You may have a series of Pick-Any (multiple response) questions that all share the same answer choices. Q will attempt to combine these variables into a grid, like the example below, which shows brands rated on various brand attributes (each row represents a Pick-Any question).
- Completeness - there must be a variable for each row/column combination in your final table, see Additional Notes below on how to create placeholder variables if needed.
- Order – the order in which options appear for each attribute. You can drag and drop rows on the Variables and Questions tab line them up correctly.
- Labels – the labels of the questions must include both the final row and column names (Note: these are also case-sensitive). Ideally, the row/column labels should be separated by a spaces and a special character like “–”or “:” without any extra question text between or after them.
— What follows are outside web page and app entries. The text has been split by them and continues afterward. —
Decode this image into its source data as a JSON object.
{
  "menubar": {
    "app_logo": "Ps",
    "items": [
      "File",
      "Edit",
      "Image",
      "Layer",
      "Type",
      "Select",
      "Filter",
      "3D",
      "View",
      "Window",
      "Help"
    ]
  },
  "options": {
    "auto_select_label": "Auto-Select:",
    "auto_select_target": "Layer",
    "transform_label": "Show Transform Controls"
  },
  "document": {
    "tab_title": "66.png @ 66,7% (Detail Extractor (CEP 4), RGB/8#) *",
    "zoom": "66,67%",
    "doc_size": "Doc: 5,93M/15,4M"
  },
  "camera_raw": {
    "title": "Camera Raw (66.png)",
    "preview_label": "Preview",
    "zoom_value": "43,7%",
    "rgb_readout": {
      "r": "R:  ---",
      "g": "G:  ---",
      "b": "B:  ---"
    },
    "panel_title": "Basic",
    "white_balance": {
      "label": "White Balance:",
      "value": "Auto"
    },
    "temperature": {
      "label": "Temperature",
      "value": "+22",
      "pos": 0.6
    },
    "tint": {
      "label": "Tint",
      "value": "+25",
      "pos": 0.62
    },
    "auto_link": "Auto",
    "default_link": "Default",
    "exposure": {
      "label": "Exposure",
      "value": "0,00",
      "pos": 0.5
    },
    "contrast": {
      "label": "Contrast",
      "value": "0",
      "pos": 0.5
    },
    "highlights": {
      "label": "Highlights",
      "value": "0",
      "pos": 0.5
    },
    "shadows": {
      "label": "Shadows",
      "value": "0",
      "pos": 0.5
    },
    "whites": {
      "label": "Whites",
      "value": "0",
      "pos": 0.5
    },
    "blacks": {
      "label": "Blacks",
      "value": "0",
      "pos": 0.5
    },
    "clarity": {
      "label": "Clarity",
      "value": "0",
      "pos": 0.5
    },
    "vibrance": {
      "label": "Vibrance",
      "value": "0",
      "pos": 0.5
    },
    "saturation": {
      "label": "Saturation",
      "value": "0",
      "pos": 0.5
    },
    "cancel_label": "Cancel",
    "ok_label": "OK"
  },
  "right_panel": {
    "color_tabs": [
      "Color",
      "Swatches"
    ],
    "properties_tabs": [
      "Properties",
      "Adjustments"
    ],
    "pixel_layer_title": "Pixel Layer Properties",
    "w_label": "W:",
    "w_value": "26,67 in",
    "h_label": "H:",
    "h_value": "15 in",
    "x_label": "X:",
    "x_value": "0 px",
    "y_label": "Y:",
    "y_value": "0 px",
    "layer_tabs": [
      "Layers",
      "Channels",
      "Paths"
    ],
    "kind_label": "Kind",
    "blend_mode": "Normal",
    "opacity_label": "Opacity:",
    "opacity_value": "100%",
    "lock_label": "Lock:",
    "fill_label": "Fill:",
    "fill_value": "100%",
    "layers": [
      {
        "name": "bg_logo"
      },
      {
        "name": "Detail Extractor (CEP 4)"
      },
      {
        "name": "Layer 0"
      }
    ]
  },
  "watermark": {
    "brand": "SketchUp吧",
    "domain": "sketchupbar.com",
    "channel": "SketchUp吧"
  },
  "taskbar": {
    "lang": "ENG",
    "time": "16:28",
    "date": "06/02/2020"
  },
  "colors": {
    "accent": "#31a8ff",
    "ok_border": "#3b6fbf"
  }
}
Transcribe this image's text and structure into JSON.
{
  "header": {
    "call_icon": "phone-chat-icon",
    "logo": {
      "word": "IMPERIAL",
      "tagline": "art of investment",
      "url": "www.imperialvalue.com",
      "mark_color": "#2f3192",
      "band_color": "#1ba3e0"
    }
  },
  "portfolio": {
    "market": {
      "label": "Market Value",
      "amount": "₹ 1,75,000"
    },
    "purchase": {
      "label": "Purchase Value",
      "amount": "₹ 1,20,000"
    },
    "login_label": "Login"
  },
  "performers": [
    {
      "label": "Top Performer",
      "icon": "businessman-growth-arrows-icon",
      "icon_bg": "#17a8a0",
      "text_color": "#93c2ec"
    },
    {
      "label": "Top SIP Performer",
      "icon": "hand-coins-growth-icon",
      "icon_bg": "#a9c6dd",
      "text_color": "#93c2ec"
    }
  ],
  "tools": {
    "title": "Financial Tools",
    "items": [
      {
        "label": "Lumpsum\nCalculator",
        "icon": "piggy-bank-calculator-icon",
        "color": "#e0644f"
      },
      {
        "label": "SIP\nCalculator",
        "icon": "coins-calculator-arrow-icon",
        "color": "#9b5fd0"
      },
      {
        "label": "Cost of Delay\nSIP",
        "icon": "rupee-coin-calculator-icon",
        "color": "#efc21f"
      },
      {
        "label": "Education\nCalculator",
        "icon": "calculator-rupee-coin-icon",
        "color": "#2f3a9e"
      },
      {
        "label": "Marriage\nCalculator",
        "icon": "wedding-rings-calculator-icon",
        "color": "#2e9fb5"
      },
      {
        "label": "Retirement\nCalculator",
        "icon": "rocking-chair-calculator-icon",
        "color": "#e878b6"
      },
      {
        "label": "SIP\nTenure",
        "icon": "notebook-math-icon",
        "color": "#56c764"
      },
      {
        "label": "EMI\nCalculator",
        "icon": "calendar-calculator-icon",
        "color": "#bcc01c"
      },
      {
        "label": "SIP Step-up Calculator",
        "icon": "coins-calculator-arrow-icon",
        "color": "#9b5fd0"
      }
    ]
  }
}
Q makes it easy to edit labels by changing them directly on the Variables and Questions tab, using Search/Replace (yep, with wildcards!) or by copying/pasting using Excel.
Load the data
For my example, I will use the following CSV file.
To load the data into Q:
- Download the file to your computer.
- In Q, go to File > Data Sets > Add to Project > From File, select the file, and click Open.
- Click OK again to have Q automatically try to group together your questions.
- Since we read in a CSV file, there are a lot of hidden copies of our original text variables on the Variables and Questions tab. To tidy this up and send those to the bottom, go to Automate > Browse Online Library > Move Data > Move All Hidden Questions to the Bottom.
Review the data
Let’s go to the Variables and Questions tab and inspect our Brand Attitude data (shown below). You can see the brand attitude question looking at attitudes and colas is broken into several questions.
A few things to note:
- Feminine is its own Pick Any question (in yellow)
- Health-conscious is broken into multiple Pick One questions, where the colas are out of order and labels are swapped (in blue)
- The rest of the attitudes are grouped into one Pick One – Multi question (in green)
Standardize the labels and order
Let’s clean up the data so we can group it together into a Pick Any – Grid.
- Highlight all rows of the feminine question, then right-click and select Revert to Source. This will break apart the question and show you the original labels.
- Manually change the labels for the health-conscious rows to look like the feminine You can also highlight the labels, copy (Ctrl + C), and paste (Ctrl + V) into Excel to modify using a formula. You can then paste back into Q.To copy:
Back into Q:
- Drag and drop the rows on the Variables and Questions tab to make sure the options are in the same order for each set of attitudes. Reorder feminine so that None of these is at the bottom of the list of feminine options, and reorder health-conscious so that Coke comes first.
Now all your labels should look similar:
Combine the questions
Now that our labels are ordered and standardized, let’s combine them into a Pick Any – Grid question.
- On the Variables and Questions tab, highlight all rows of the brand attitude data.
- Right-click and select Set Question.
- Give the new question a Name like “Brand Attitude” and set the Question Type to Pick Any – Grid. Click OK.
- You will see a box alerting you that Q has automatically detected how to split the variable labels into row and column labels. Click OK.
- The Grid Layout screen that pops up gives you a preview of the row and column names, and which label corresponds to which cross-section. You may need to play with the Layout dropdown to get your grid to appear closer to what you need. Click OK.
- In the values window that pops up, make sure you check Missing Data for any values that suggest that the respondent hasn’t seen or answered the question. Check Count This Value (CHECK) for any response that you want to count as an affirmative response in your grid. In this example, “Yes” will be checked to Count and “No” will have no checks. Click OK.
Now you have created your own Pick Any –Grid!
If you do not have a complete set of variables (i.e. one variable for each row/column pair), you can create dummy placeholder variables for those using missing data. To do so:
1. Go to the Variables and Questions tab.
3. Enter the following code into the Expression section making all value missing data:
4. Enter a Label for the new variable that matches the same pattern exactly as the other variables for the grid - including any question text at the beginning of the label.
5. Click OK to save the new variable.
6. If more placeholders are needed, you can copy and paste the new variable and modify the label as needed.
7. Highlight all the variables you need for your grid, right click and Set Question to a Pick Any question.
8. Either use right click > Sort By > Label or drag and drop the placeholder variables into their proper place.
9. If the labeling is consistent given the example above, you can change the Question Type to Pick Any-Grid.
10. Follow from step 4 in Combine the questions section above.